## [DIRECTIONS FOR THIS TASK]
Retype every entry word for word.

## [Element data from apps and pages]
=-=-=-=-=

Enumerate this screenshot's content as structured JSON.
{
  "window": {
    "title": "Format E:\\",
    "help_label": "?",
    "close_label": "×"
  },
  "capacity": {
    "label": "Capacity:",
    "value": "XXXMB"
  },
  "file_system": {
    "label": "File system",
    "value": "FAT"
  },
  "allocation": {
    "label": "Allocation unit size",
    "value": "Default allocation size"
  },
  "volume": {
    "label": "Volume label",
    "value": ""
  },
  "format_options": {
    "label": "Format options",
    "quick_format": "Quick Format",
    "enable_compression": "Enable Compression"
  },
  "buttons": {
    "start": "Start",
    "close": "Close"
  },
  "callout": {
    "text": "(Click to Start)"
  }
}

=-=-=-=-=

## [ANSWER BOX]
Enumerate this screenshot's content as structured JSON.
{
  "window": {
    "title": "Format E:\\",
    "help_label": "?",
    "close_label": "×"
  },
  "capacity": {
    "label": "Capacity:",
    "value": "XXXMB"
  },
  "file_system": {
    "label": "File system",
    "value": "FAT"
  },
  "allocation": {
    "label": "Allocation unit size",
    "value": "Default allocation size"
  },
  "volume": {
    "label": "Volume label",
    "value": ""
  },
  "format_options": {
    "label": "Format options",
    "quick_format": "Quick Format",
    "enable_compression": "Enable Compression"
  },
  "buttons": {
    "start": "Start",
    "close": "Close"
  },
  "callout": {
    "text": "(Click to Start)"
  }
}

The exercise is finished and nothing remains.